One benefit of no TV that had never occurred to me when I began this experiment after the birth of my daughter nine and a half years ago, is the lack of exposure to “sexy teens!” I am shocked sometimes when I see how some teens and tweens, dress and act. I really am not a conservative person, in fact I consider myself to be quite liberal, but I do believe that 9 year-old girls are emotionally girls and NOT women. What ever happened to childhood?
Some might think it backward (please don’t flame me), but I am SO relieved that my 9 1/2 year-old daughter still believes in Santa and the Tooth Fairy. She still plays dress-up and fairies with her little sister and like-minded friends. She is not on Facebook, nor has she ever expressed a desire to be. Don’t berate me for “stunting” my daughter’s social and technological development. Believe me, I am sure she will “develop socially” as soon as those hormones hit her system! She also knows how to use a computer just fine thank you.
There are certainly many factors involved. Her stage of physical development, her personality, and the fact that she attends a very small Montessori School all surely play a role. But I do truly also believe that part of the fact that she has not yet become interested in “popular teen culture” is that she is not exposed to TV shows and commercials that cause her to emulate those behaviors.
My good friend friend Wishy just sent me a link to a review of an interesting-sounding book by Leonard Sax, the author of Boys Adrift: The Five Factors Driving the Growing Epidemic of Unmotivated Boys and Underachieving Young Men. His new book is about girls: Girls on the Edge: The Four Factors Driving the New Crisis for Girls-Sexual Identity, the Cyberbubble, Obsessions, Environmental Toxins. I urge you to read the review and see what you think.

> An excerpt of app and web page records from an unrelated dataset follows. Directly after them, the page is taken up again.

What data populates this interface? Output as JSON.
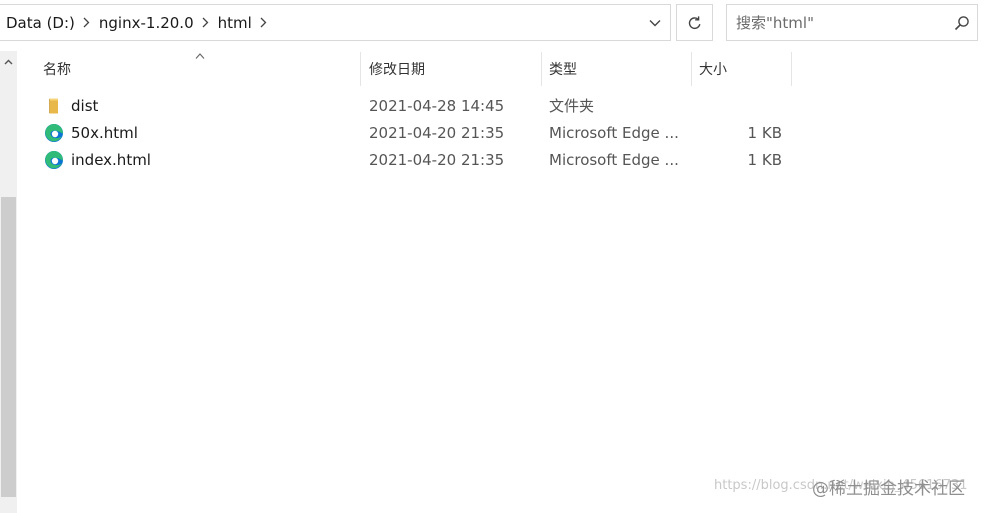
{
  "breadcrumb": {
    "items": [
      "Data (D:)",
      "nginx-1.20.0",
      "html"
    ]
  },
  "search": {
    "placeholder": "搜索\"html\""
  },
  "columns": {
    "name": "名称",
    "date": "修改日期",
    "type": "类型",
    "size": "大小"
  },
  "files": [
    {
      "name": "dist",
      "date": "2021-04-28 14:45",
      "type": "文件夹",
      "size": "",
      "icon": "folder-icon"
    },
    {
      "name": "50x.html",
      "date": "2021-04-20 21:35",
      "type": "Microsoft Edge ...",
      "size": "1 KB",
      "icon": "edge-icon"
    },
    {
      "name": "index.html",
      "date": "2021-04-20 21:35",
      "type": "Microsoft Edge ...",
      "size": "1 KB",
      "icon": "edge-icon"
    }
  ],
  "watermark": {
    "url": "https://blog.csdn.net/weixin_45616731",
    "logo": "@稀土掘金技术社区"
  },
  "colors": {
    "folder": "#e8b84a",
    "edge_blue": "#0c74d4",
    "edge_green": "#34c46e",
    "border": "#d9d9d9"
  }
}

Meanwhile, I hope that my little girls stay little girls for as long as they need to.